▸ **INSTRUCTIONS TO FOLLOW**
Report every line in the listing that contains the string "JSON".

▸ **STUDY MATERIAL**
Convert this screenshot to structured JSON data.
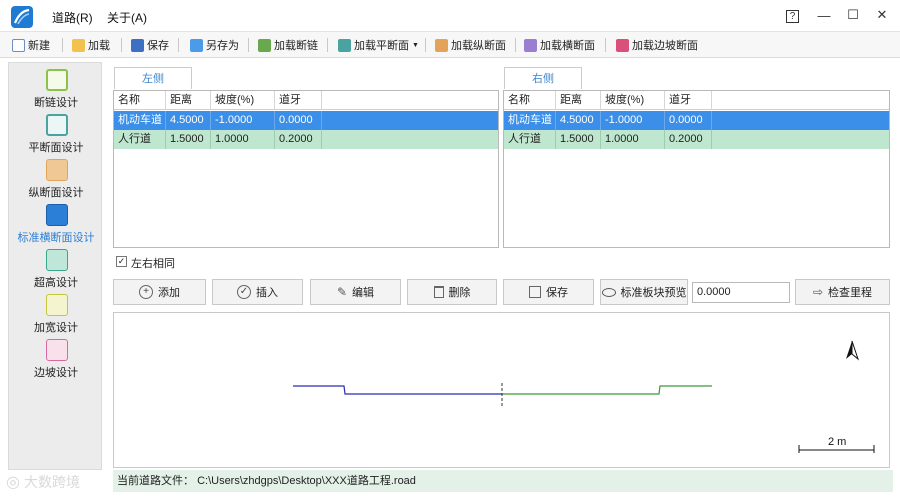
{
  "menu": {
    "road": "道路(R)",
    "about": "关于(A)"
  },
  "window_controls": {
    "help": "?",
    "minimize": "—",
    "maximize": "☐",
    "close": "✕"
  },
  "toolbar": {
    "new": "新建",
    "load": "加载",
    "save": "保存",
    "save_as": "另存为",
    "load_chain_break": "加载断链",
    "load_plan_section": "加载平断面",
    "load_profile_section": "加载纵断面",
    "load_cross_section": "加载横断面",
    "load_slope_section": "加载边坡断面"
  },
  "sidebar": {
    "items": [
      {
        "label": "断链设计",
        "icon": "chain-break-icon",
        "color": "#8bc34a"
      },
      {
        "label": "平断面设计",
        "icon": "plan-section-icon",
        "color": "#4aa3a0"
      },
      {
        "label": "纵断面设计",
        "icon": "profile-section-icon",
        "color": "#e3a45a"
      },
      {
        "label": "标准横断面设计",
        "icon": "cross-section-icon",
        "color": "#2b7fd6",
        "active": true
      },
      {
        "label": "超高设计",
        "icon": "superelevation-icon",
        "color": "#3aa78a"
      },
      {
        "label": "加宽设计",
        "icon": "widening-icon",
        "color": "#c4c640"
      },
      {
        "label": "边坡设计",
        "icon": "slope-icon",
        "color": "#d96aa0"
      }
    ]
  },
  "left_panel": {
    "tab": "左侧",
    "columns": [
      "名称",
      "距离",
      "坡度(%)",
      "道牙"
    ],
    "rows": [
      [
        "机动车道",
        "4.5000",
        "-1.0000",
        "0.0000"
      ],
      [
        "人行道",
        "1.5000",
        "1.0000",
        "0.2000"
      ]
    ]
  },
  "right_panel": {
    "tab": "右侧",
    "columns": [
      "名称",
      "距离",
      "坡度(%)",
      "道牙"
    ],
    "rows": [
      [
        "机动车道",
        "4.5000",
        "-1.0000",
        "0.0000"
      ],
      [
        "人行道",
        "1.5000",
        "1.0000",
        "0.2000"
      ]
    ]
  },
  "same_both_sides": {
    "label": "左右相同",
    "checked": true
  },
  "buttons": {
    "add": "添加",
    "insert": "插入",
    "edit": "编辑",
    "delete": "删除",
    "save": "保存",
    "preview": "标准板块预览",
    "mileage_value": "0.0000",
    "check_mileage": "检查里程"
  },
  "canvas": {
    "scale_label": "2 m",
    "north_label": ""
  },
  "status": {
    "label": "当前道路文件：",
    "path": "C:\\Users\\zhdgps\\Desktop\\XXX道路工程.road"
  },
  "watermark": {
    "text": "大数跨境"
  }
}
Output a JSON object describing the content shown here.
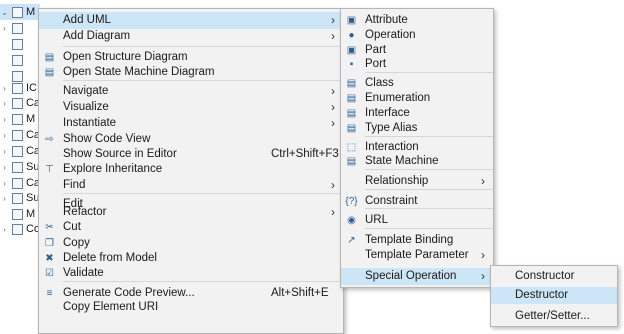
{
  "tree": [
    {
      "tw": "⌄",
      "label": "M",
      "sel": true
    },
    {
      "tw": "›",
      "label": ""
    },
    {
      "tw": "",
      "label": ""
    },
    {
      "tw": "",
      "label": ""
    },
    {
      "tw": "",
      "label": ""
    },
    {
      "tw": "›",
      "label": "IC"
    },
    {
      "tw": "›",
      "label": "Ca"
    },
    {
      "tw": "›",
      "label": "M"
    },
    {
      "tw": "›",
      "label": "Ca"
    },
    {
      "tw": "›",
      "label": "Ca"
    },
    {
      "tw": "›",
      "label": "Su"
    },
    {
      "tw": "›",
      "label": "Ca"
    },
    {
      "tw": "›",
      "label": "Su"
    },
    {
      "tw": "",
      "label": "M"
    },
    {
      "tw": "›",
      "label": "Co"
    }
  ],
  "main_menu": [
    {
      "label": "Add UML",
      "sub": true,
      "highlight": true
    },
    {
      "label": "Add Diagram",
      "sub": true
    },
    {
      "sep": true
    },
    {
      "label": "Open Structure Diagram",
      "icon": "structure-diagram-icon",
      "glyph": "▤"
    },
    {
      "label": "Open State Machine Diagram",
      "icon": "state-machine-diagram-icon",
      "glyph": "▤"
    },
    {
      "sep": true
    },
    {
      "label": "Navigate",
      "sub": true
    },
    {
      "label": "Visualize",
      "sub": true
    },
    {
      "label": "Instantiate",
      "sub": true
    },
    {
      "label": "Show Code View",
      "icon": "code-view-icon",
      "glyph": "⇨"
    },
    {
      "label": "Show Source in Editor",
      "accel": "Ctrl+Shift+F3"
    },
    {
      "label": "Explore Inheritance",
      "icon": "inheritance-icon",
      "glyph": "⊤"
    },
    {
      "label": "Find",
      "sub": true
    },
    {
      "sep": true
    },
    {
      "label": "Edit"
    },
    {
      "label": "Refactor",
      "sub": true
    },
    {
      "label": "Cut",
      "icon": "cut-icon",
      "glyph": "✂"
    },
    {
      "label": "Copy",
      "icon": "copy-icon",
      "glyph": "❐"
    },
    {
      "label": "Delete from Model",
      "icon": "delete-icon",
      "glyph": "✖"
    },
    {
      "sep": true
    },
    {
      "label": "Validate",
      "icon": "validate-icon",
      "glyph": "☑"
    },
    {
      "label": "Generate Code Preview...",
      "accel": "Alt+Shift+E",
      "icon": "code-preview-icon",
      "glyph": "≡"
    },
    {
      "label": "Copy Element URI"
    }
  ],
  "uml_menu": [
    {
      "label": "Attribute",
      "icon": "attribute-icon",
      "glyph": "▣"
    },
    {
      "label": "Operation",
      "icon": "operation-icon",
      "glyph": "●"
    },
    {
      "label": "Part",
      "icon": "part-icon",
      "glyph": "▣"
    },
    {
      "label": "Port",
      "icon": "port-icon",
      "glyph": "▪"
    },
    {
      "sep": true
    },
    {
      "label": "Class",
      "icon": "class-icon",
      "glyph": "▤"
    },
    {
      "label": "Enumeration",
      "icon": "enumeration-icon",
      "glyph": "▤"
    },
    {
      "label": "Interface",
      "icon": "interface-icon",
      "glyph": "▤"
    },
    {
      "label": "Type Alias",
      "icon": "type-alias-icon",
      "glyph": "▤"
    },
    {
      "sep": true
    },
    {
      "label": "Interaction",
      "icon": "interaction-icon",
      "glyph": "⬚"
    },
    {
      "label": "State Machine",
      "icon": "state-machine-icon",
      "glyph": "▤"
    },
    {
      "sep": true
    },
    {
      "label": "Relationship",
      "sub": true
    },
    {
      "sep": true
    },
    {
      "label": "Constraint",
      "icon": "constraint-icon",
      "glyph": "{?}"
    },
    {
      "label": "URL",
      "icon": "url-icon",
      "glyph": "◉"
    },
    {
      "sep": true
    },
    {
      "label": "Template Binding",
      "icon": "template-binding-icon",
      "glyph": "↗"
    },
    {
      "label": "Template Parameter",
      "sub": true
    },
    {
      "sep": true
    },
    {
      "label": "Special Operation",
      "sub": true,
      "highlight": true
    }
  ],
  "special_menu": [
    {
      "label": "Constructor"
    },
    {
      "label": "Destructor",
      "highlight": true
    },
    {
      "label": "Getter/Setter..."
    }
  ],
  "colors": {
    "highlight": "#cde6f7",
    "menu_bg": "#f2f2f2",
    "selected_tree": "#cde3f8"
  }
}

▸ **TASK RESPONSE**
Convert this screenshot to structured JSON data.
Output a JSON object describing the content shown here.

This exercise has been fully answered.